Judith Ogden Thomson has served as a trustee on the Boards of the Asia Society, the Archives of American Art, the American School of Classical Studies at Athens, and Boston University. She has also served as Chair and President of the Princeton Symphony Orchestra and Chair of the American Friends of the British Museum. Lady Thomson was Executive Director of the Chinese Legal Studies Program at Columbia University Law School from 1981 to 1986. From 1979 to 1981, she worked at the Chinese University of Hong Kong with senior curator James Watt on all aspects of the exhibition “Post Han Jades,” which was held at the Asia Society in 1981. From 1974 to 1978, Lady Thomson was special assistant to John Silber, President of Boston University, responsible for labor relations, visiting committees, and government and foundation relations. From 1970 to 1974, she served as staff officer in the Office of the Governor of the Commonwealth of Massachusetts, working with the Governor’s wife, Mrs. Frank Sargent, on areas concerned with welfare, female offenders, and juvenile drug abuse. She is a graduate of Radcliffe College.
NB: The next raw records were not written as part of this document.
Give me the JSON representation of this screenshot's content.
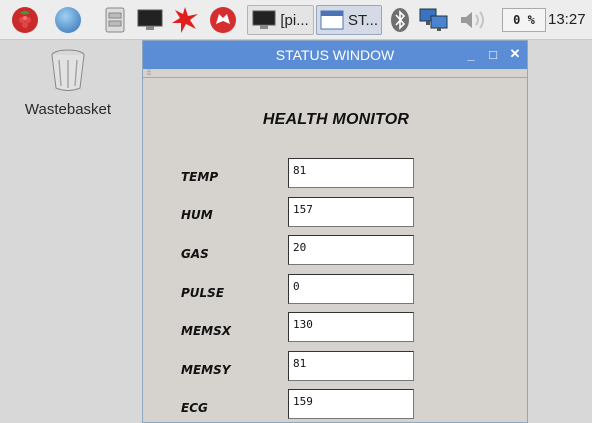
{
  "taskbar": {
    "apps": [
      {
        "icon": "raspberry-menu-icon"
      },
      {
        "icon": "web-browser-icon"
      },
      {
        "icon": "file-manager-icon"
      },
      {
        "icon": "terminal-icon"
      },
      {
        "icon": "math-kernel-icon"
      },
      {
        "icon": "wolfram-icon"
      }
    ],
    "windows": [
      {
        "icon": "terminal-icon",
        "label": "[pi..."
      },
      {
        "icon": "window-icon",
        "label": "ST..."
      }
    ],
    "tray": {
      "bluetooth_icon": "bluetooth-icon",
      "network_icon": "network-icon",
      "volume_icon": "volume-icon",
      "cpu_usage": "0 %",
      "clock": "13:27"
    }
  },
  "desktop": {
    "icons": [
      {
        "icon": "trash-icon",
        "label": "Wastebasket"
      }
    ]
  },
  "window": {
    "title": "STATUS WINDOW",
    "controls": {
      "minimize": "_",
      "maximize": "□",
      "close": "✕"
    },
    "heading": "HEALTH MONITOR",
    "fields": [
      {
        "label": "TEMP",
        "value": "81"
      },
      {
        "label": "HUM",
        "value": "157"
      },
      {
        "label": "GAS",
        "value": "20"
      },
      {
        "label": "PULSE",
        "value": "0"
      },
      {
        "label": "MEMSX",
        "value": "130"
      },
      {
        "label": "MEMSY",
        "value": "81"
      },
      {
        "label": "ECG",
        "value": "159"
      }
    ]
  }
}
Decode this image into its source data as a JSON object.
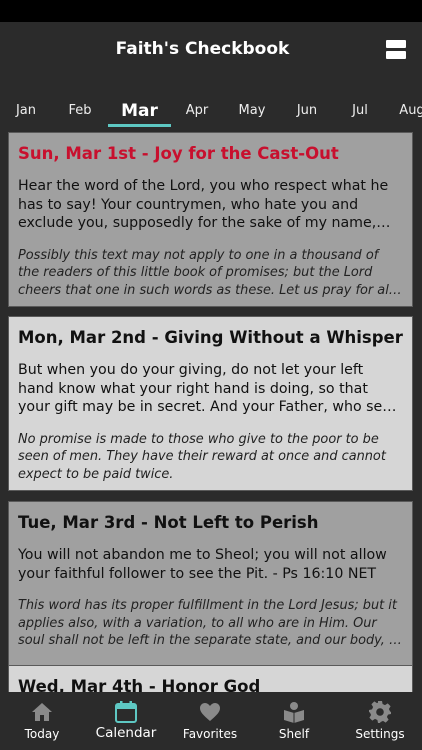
{
  "header": {
    "title": "Faith's Checkbook"
  },
  "months": [
    {
      "label": "Jan",
      "active": false
    },
    {
      "label": "Feb",
      "active": false
    },
    {
      "label": "Mar",
      "active": true
    },
    {
      "label": "Apr",
      "active": false
    },
    {
      "label": "May",
      "active": false
    },
    {
      "label": "Jun",
      "active": false
    },
    {
      "label": "Jul",
      "active": false
    },
    {
      "label": "Aug",
      "active": false
    }
  ],
  "colors": {
    "accent": "#5ec8c3",
    "title_red": "#c8102e"
  },
  "entries": [
    {
      "title": "Sun, Mar 1st - Joy for the Cast-Out",
      "body": "Hear the word of the Lord, you who respect what he has to say! Your countrymen, who hate you and exclude you, supposedly for the sake of my name, say, “May t…",
      "note": "Possibly this text may not apply to one in a thousand of the readers of this little book of promises; but the Lord cheers that one in such words as these. Let us pray for all such a…"
    },
    {
      "title": "Mon, Mar 2nd - Giving Without a Whisper",
      "body": "But when you do your giving, do not let your left hand know what your right hand is doing, so that your gift may be in secret. And your Father, who sees in secret,…",
      "note": "No promise is made to those who give to the poor to be seen of men. They have their reward at once and cannot expect to be paid twice."
    },
    {
      "title": "Tue, Mar 3rd - Not Left to Perish",
      "body": "You will not abandon me to Sheol; you will not allow your faithful follower to see the Pit. - Ps 16:10 NET",
      "note": "This word has its proper fulfillment in the Lord Jesus; but it applies also, with a variation, to all who are in Him. Our soul shall not be left in the separate state, and our body, …"
    },
    {
      "title": "Wed, Mar 4th - Honor God"
    }
  ],
  "tabs": [
    {
      "label": "Today",
      "icon": "home-icon"
    },
    {
      "label": "Calendar",
      "icon": "calendar-icon",
      "active": true
    },
    {
      "label": "Favorites",
      "icon": "heart-icon"
    },
    {
      "label": "Shelf",
      "icon": "book-reader-icon"
    },
    {
      "label": "Settings",
      "icon": "gear-icon"
    }
  ]
}
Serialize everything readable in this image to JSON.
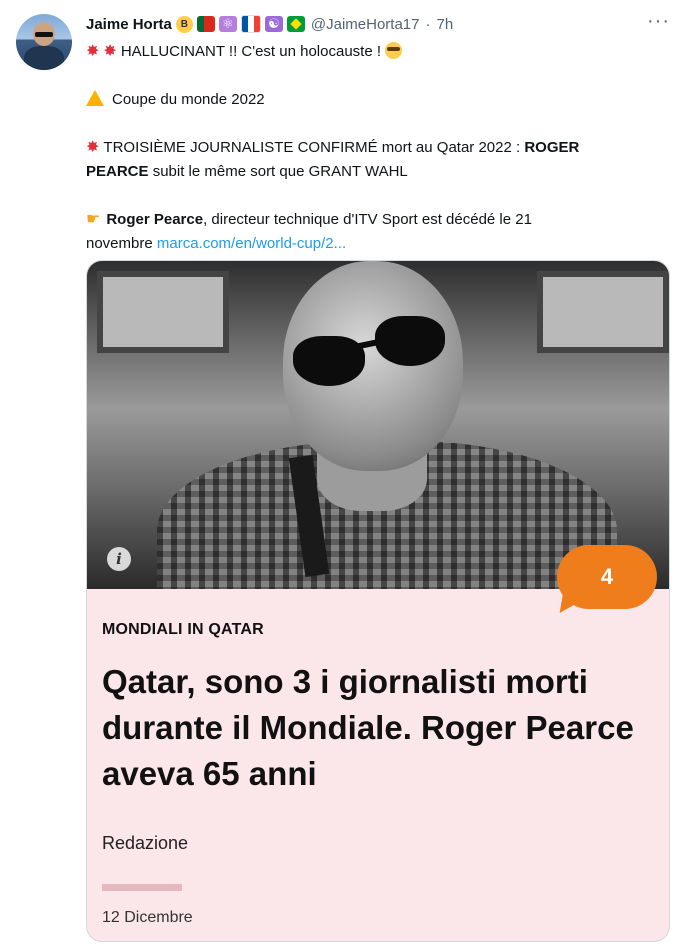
{
  "author": {
    "name": "Jaime Horta",
    "handle": "@JaimeHorta17",
    "time_separator": "·",
    "time": "7h",
    "avatar_icon": "profile-photo",
    "name_emojis": [
      "sunglasses-emoji",
      "portugal-flag-icon",
      "atom-icon",
      "france-flag-icon",
      "yin-yang-icon",
      "brazil-flag-icon"
    ]
  },
  "more_label": "···",
  "tweet": {
    "line1": "HALLUCINANT !! C'est un holocauste !",
    "line2": "Coupe du monde 2022",
    "line3_prefix": "TROISIÈME JOURNALISTE CONFIRMÉ mort au Qatar 2022 :",
    "line3_bold": "ROGER",
    "line4_bold": "PEARCE",
    "line4_rest": "subit le même sort que GRANT WAHL",
    "line5_bold": "Roger Pearce",
    "line5_rest": ", directeur technique d'ITV Sport est décédé le 21",
    "line6_prefix": "novembre",
    "link": "marca.com/en/world-cup/2..."
  },
  "card": {
    "comments_count": "4",
    "info_label": "i",
    "kicker": "MONDIALI IN QATAR",
    "headline": "Qatar, sono 3 i giornalisti morti durante il Mondiale. Roger Pearce aveva 65 anni",
    "author": "Redazione",
    "date": "12 Dicembre"
  },
  "colors": {
    "link": "#1d9bf0",
    "card_bg": "#fbe6ea",
    "bubble": "#ef7d1c",
    "handle": "#536471"
  }
}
For the past fifteen years, Scott Wallace has been Co-Chair of the Wallace Global Fund, a private charitable foundation founded by his grandfather, former United States Vice President Henry A. Wallace. The foundation has major program areas in environment/climate, corporate accountability, and promoting open and accountable democratic governance, particularly in the United States, South Africa, and Zimbabwe. It has played a lead role in promoting the movement to divest from fossil fuels and invest in clean energy solutions. An attorney since 1978, Mr. Wallace has specialized in criminal and constitutional law, as well as legislation and public policy. He has served as Counsel to the U.S. Senate Judiciary Committee, General Counsel to the U.S. Senate Committee on Veterans Affairs, Director of Defender Legal Services at the National Legal Aid and Defender Association, an advisor on criminal law reform to several East African governments, and on the board of directors of numerous nonprofit organizations. He has overseen numerous criminal justice projects for the U.S. Department of Justice and has published widely on criminal justice policy. He is a graduate of Haverford College and Villanova University Law School.